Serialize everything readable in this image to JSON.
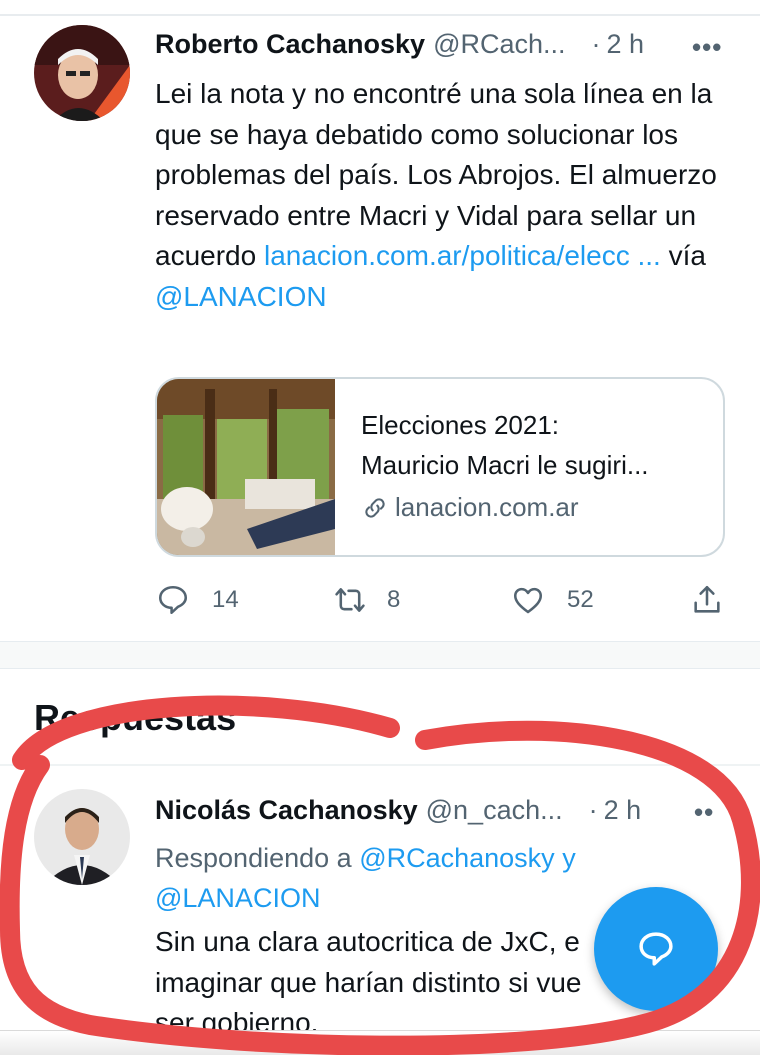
{
  "tweet": {
    "author_name": "Roberto Cachanosky",
    "author_handle": "@RCach...",
    "separator": "·",
    "time": "2 h",
    "more": "•••",
    "text_before_link": "Lei la nota y no encontré una sola línea en la que se haya debatido como solucionar los problemas del país. Los Abrojos. El almuerzo reservado entre Macri y Vidal para sellar un acuerdo",
    "link_text": "lanacion.com.ar/politica/elecc ...",
    "via_text": "vía",
    "mention": "@LANACION",
    "card": {
      "title_line1": "Elecciones 2021:",
      "title_line2": "Mauricio Macri le sugiri...",
      "domain": "lanacion.com.ar"
    },
    "actions": {
      "replies": "14",
      "retweets": "8",
      "likes": "52"
    }
  },
  "section": {
    "title": "Respuestas"
  },
  "reply": {
    "author_name": "Nicolás Cachanosky",
    "author_handle": "@n_cach...",
    "separator": "·",
    "time": "2 h",
    "more": "••",
    "replying_prefix": "Respondiendo a",
    "replying_to_1": "@RCachanosky",
    "replying_and": "y",
    "replying_to_2": "@LANACION",
    "text_line1": "Sin una clara autocritica de JxC, e",
    "text_line2": "imaginar que harían distinto si vue",
    "text_line3": "ser gobierno."
  },
  "icons": {
    "reply": "reply-icon",
    "retweet": "retweet-icon",
    "like": "heart-icon",
    "share": "share-icon",
    "link": "link-icon",
    "compose": "compose-reply-icon"
  },
  "colors": {
    "accent": "#1d9bf0",
    "text_primary": "#0f1419",
    "text_secondary": "#536471",
    "annotation": "#e84a4a"
  }
}
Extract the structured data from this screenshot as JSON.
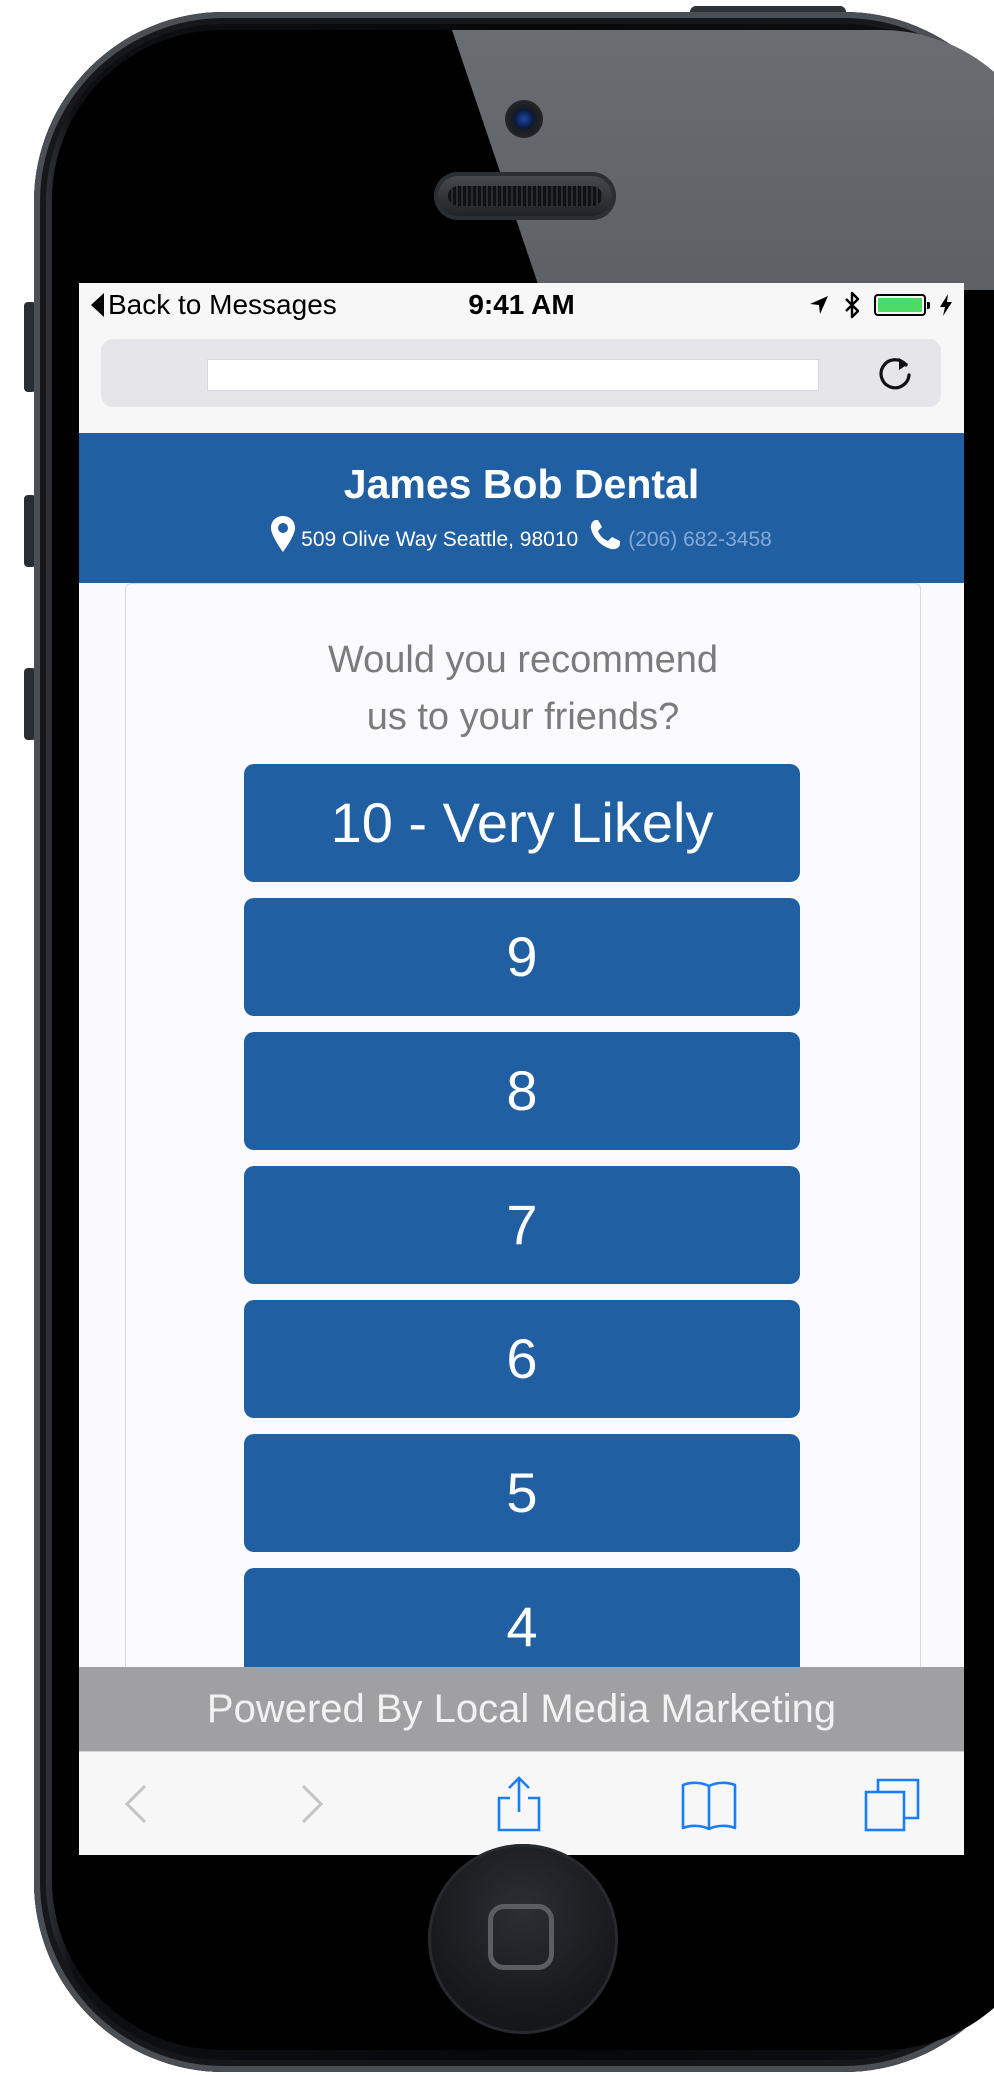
{
  "status_bar": {
    "back_label": "Back to Messages",
    "time": "9:41 AM",
    "icons": [
      "location-arrow-icon",
      "bluetooth-icon",
      "battery-icon",
      "charging-bolt-icon"
    ],
    "battery_level": 1.0,
    "battery_color": "#4cd964"
  },
  "browser": {
    "url": "",
    "reload_icon": "reload-icon"
  },
  "header": {
    "business_name": "James Bob Dental",
    "address": "509 Olive Way Seattle, 98010",
    "phone": "(206) 682-3458",
    "background_color": "#1f5fa2"
  },
  "survey": {
    "question_line1": "Would you recommend",
    "question_line2": "us to your friends?",
    "options": [
      "10 - Very Likely",
      "9",
      "8",
      "7",
      "6",
      "5",
      "4"
    ]
  },
  "footer": {
    "powered_by": "Powered By Local Media Marketing"
  },
  "toolbar": {
    "icons": [
      "back-arrow-icon",
      "forward-arrow-icon",
      "share-icon",
      "bookmarks-icon",
      "tabs-icon"
    ]
  }
}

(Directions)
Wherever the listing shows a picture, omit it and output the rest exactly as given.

(Answer to this task)
Serialize everything readable in this image to JSON.
{
  "tweet": {
    "author_name": "Roberto Cachanosky",
    "author_handle": "@RCach...",
    "separator": "·",
    "time": "2 h",
    "more": "•••",
    "text_before_link": "Lei la nota y no encontré una sola línea en la que se haya debatido como solucionar los problemas del país. Los Abrojos. El almuerzo reservado entre Macri y Vidal para sellar un acuerdo",
    "link_text": "lanacion.com.ar/politica/elecc ...",
    "via_text": "vía",
    "mention": "@LANACION",
    "card": {
      "title_line1": "Elecciones 2021:",
      "title_line2": "Mauricio Macri le sugiri...",
      "domain": "lanacion.com.ar"
    },
    "actions": {
      "replies": "14",
      "retweets": "8",
      "likes": "52"
    }
  },
  "section": {
    "title": "Respuestas"
  },
  "reply": {
    "author_name": "Nicolás Cachanosky",
    "author_handle": "@n_cach...",
    "separator": "·",
    "time": "2 h",
    "more": "••",
    "replying_prefix": "Respondiendo a",
    "replying_to_1": "@RCachanosky",
    "replying_and": "y",
    "replying_to_2": "@LANACION",
    "text_line1": "Sin una clara autocritica de JxC, e",
    "text_line2": "imaginar que harían distinto si vue",
    "text_line3": "ser gobierno."
  },
  "icons": {
    "reply": "reply-icon",
    "retweet": "retweet-icon",
    "like": "heart-icon",
    "share": "share-icon",
    "link": "link-icon",
    "compose": "compose-reply-icon"
  },
  "colors": {
    "accent": "#1d9bf0",
    "text_primary": "#0f1419",
    "text_secondary": "#536471",
    "annotation": "#e84a4a"
  }
}
Extract the structured data from this screenshot as JSON.
{
  "status_bar": {
    "back_label": "Back to Messages",
    "time": "9:41 AM",
    "icons": [
      "location-arrow-icon",
      "bluetooth-icon",
      "battery-icon",
      "charging-bolt-icon"
    ],
    "battery_level": 1.0,
    "battery_color": "#4cd964"
  },
  "browser": {
    "url": "",
    "reload_icon": "reload-icon"
  },
  "header": {
    "business_name": "James Bob Dental",
    "address": "509 Olive Way Seattle, 98010",
    "phone": "(206) 682-3458",
    "background_color": "#1f5fa2"
  },
  "survey": {
    "question_line1": "Would you recommend",
    "question_line2": "us to your friends?",
    "options": [
      "10 - Very Likely",
      "9",
      "8",
      "7",
      "6",
      "5",
      "4"
    ]
  },
  "footer": {
    "powered_by": "Powered By Local Media Marketing"
  },
  "toolbar": {
    "icons": [
      "back-arrow-icon",
      "forward-arrow-icon",
      "share-icon",
      "bookmarks-icon",
      "tabs-icon"
    ]
  }
}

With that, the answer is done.